Can I ask how do you remove the cup after it has been filled with blood? Does it not spill around?
|Posted on Saturday, June 23, 2007 - 08:50: |
You say Opps!
When done correctly amount of blood which is released is in the drop range, not the cups full. Acupuncture works on Qi not cups ful of blood. It has no bearing on the oldfashioned bloodletting.
|Posted on Saturday, June 23, 2007 - 19:13: |
Not quite, Jan. Blood cupping applied in serious conditions of blood stasis, yields quite an amount of blood. Usually, half of the cup (regular medium size) is filled with blood. It has been done so for centuries, and in my opinion this is how it helps best, and no less important, the quickest.
The glass(es) remain in situ for 15-20 minutes and in that time most of the blood in the cup gets congealed. Still, some of it is still liquid, and it needs quick and steady hand work to remove the cup. I usually hold in my right hand quite an amount of sterile tissue while removing the cup with my left hand. At the same time I "cach" the contents of the cup with the tissue, wiping the area clean. After that, I apply a generous amount of sanitizer solution on the scratched area and cover it with cottonwool.
Drawing a tiny bit amount of blood with the cupping, is suitable for blood stasis conditions which are not acute, do not involve severe pain, or for small children or the very elderly.
|Posted on Sunday, June 24, 2007 - 19:19: |

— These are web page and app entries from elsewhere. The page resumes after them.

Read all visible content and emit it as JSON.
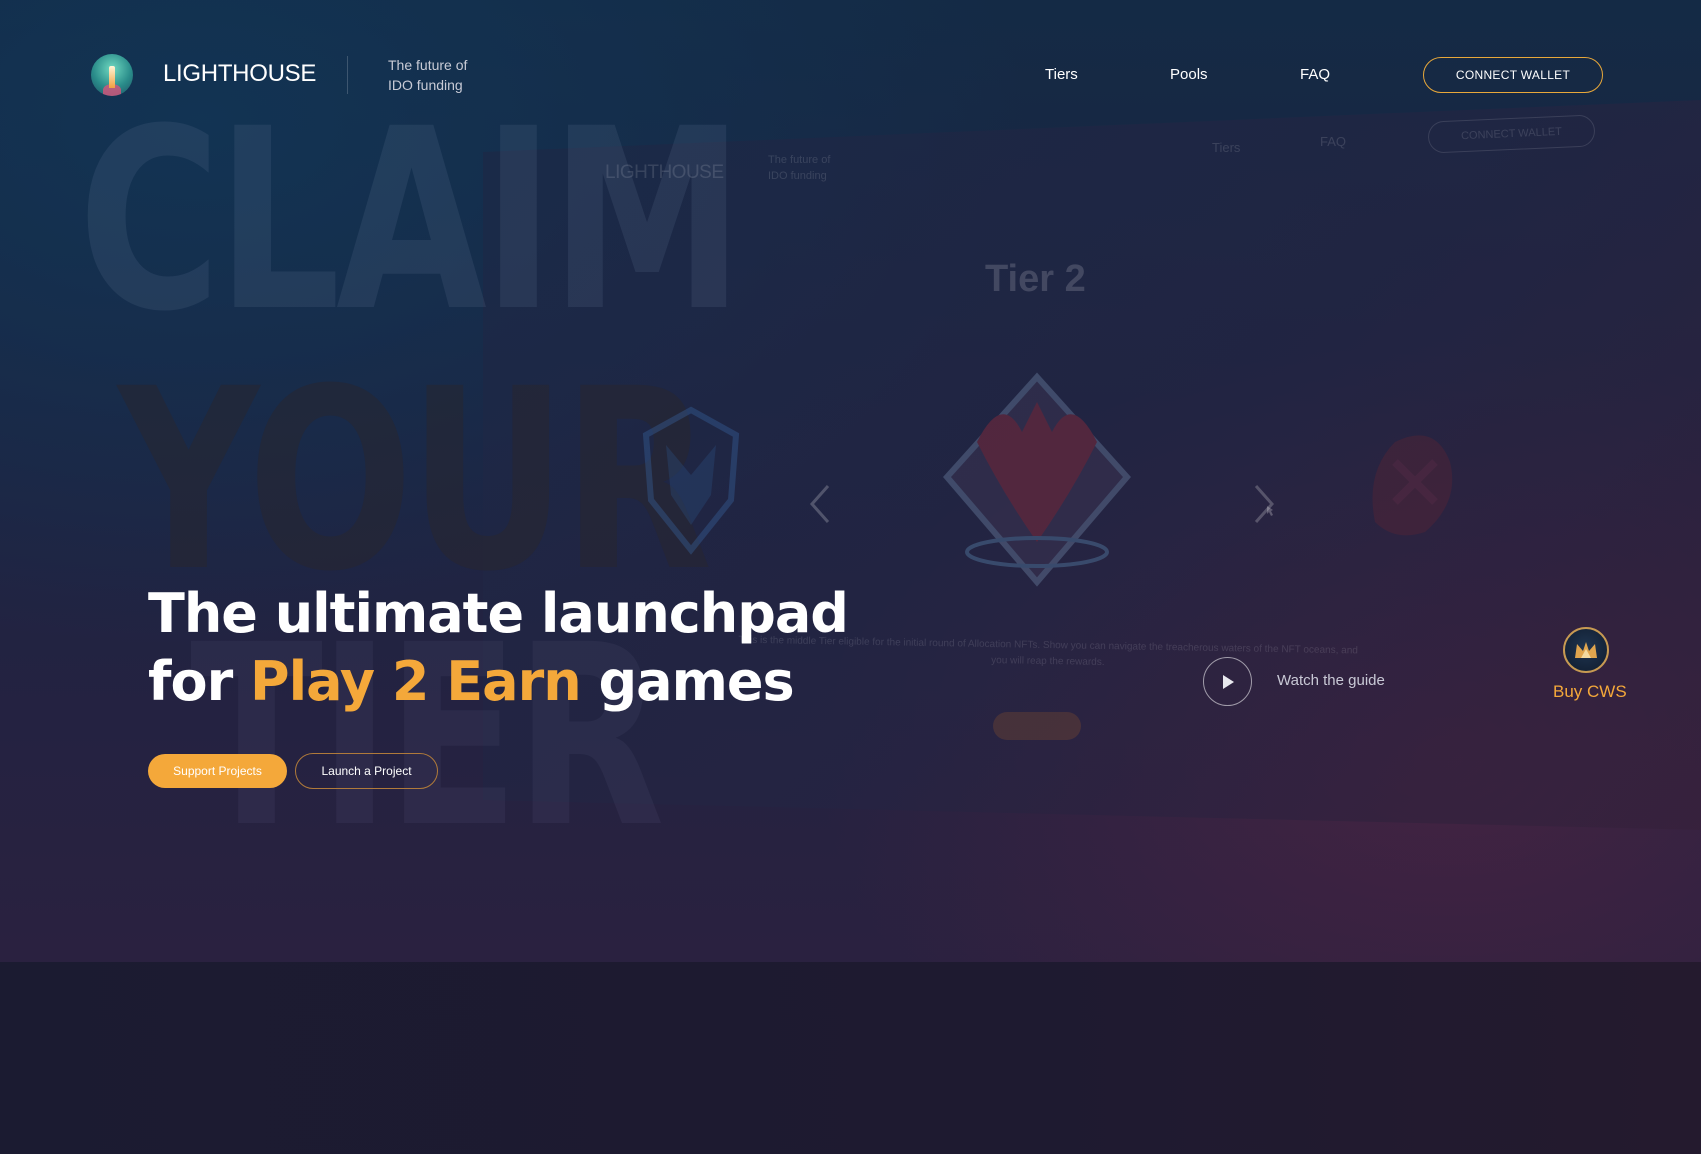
{
  "header": {
    "logo_text": "LIGHTHOUSE",
    "tagline_line1": "The future of",
    "tagline_line2": "IDO funding",
    "nav": {
      "tiers": "Tiers",
      "pools": "Pools",
      "faq": "FAQ"
    },
    "connect_wallet": "CONNECT WALLET"
  },
  "background": {
    "big_words": [
      "CLAIM",
      "YOUR",
      "TIER"
    ],
    "preview": {
      "logo_text": "LIGHTHOUSE",
      "tagline_line1": "The future of",
      "tagline_line2": "IDO funding",
      "nav_tiers": "Tiers",
      "nav_faq": "FAQ",
      "connect_wallet": "CONNECT WALLET",
      "tier_title": "Tier 2",
      "tier_description": "This is the middle Tier eligible for the initial round of Allocation NFTs. Show you can navigate the treacherous waters of the NFT oceans, and you will reap the rewards."
    }
  },
  "hero": {
    "headline_line1": "The ultimate launchpad",
    "headline_for": "for ",
    "headline_accent": "Play 2 Earn",
    "headline_end": " games",
    "support_button": "Support Projects",
    "launch_button": "Launch a Project",
    "watch_guide": "Watch the guide",
    "buy_cws": "Buy CWS"
  },
  "colors": {
    "accent": "#f4a83a",
    "background": "#1c1b2f"
  },
  "icons": {
    "logo": "lighthouse-icon",
    "play": "play-icon",
    "coin": "crown-icon",
    "carousel_prev": "chevron-left-icon",
    "carousel_next": "chevron-right-icon"
  }
}
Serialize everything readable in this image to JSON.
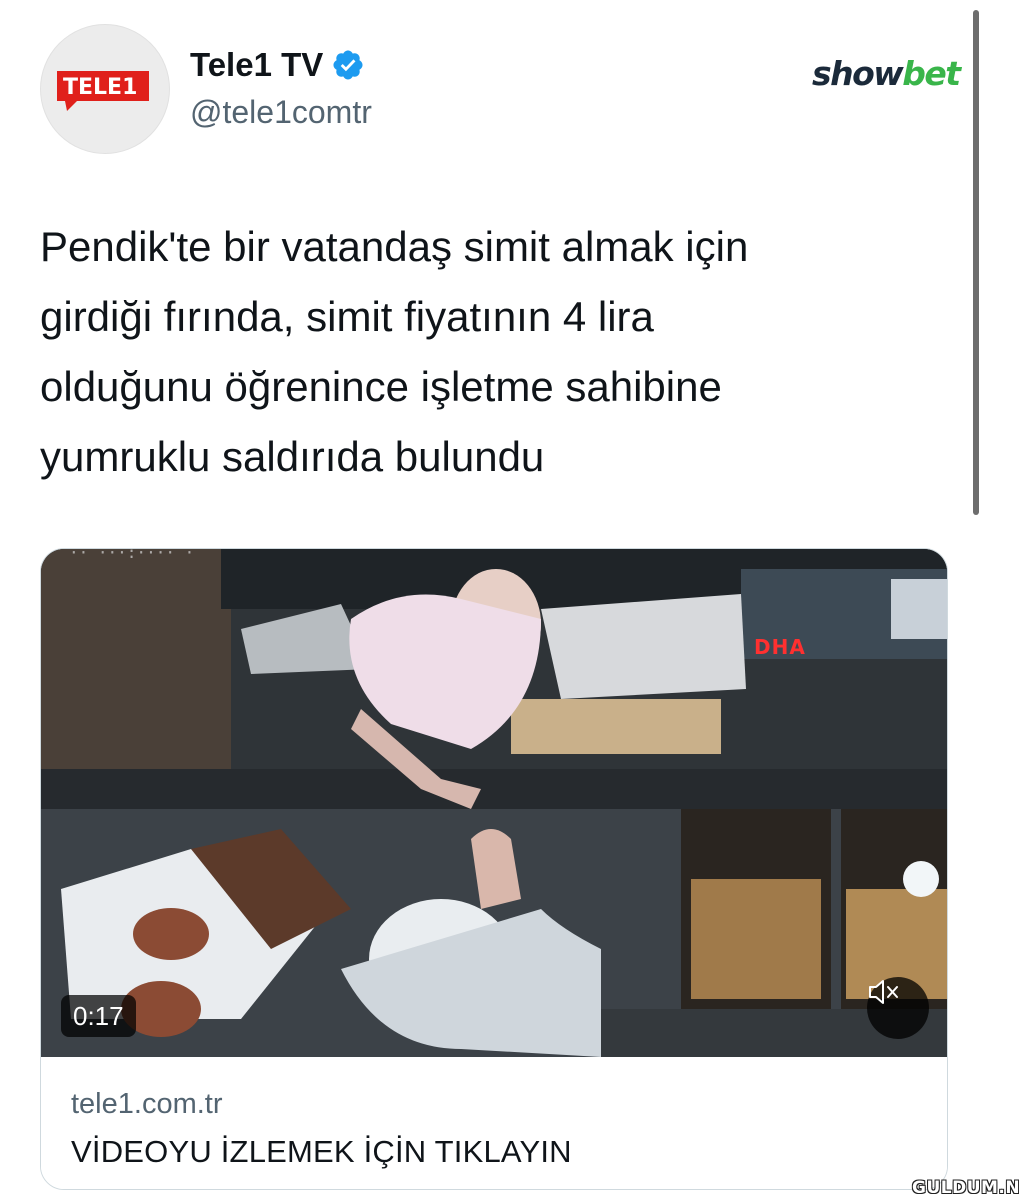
{
  "tweet": {
    "author": {
      "name": "Tele1 TV",
      "handle": "@tele1comtr",
      "avatar_text": "TELE1",
      "verified": true
    },
    "text": "Pendik'te bir vatandaş simit almak için\ngirdiği fırında, simit fiyatının 4 lira\nolduğunu öğrenince işletme sahibine\nyumruklu saldırıda bulundu"
  },
  "watermark": {
    "part_a": "show",
    "part_b": "bet"
  },
  "card": {
    "video": {
      "duration": "0:17",
      "channel_logo": "DHA",
      "mute_icon": "speaker-muted-icon"
    },
    "domain": "tele1.com.tr",
    "title": "VİDEOYU İZLEMEK İÇİN TIKLAYIN"
  },
  "site_watermark": "GULDUM.NET",
  "colors": {
    "verified": "#1d9bf0",
    "text_primary": "#0f1419",
    "text_secondary": "#536471",
    "card_border": "#cfd9de",
    "avatar_red": "#e0201b"
  }
}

If you want to get into blood cupping, you really need to look up Korean acupuncture. Blood letting is big business in Korean acupuncture, it's pratically a therapy in its own right. From the little I was shown by a Korean therapist who specialised in hand acupuncture and blood letting, the amount of blood that you take out depends on what you are doing, what you are treating, the condition of the patient, and the point from which you are taking the blood. He showed me his manual: it was phenomenal. If you take blood from Sp 6 Sanyinjiao, in the context of a certain condition and using a certain technique, you get a whole different reaction from Sp 6 that you would never have expected. Seriously cool stuff. Check it out! It rocks!
|Posted on Wednesday, October 23, 2013 - 20:30: |
are all the blood drained from wet cupping bad blood or is there possibility of good blood been drained as well and if so what is the ratio or percentage?
|Posted on Wednesday, October 23, 2013 - 21:09: |
Good blood or bad blood does not really matter. Bad blood is only considered when there is pus and other signs of sepsis. When blood cupping is carried out, it usually fills half of the cup (middle size) with blood. Take care not to spill it on the patient or bed... It works marvels especially in blood stasis painful conditions. Good luck.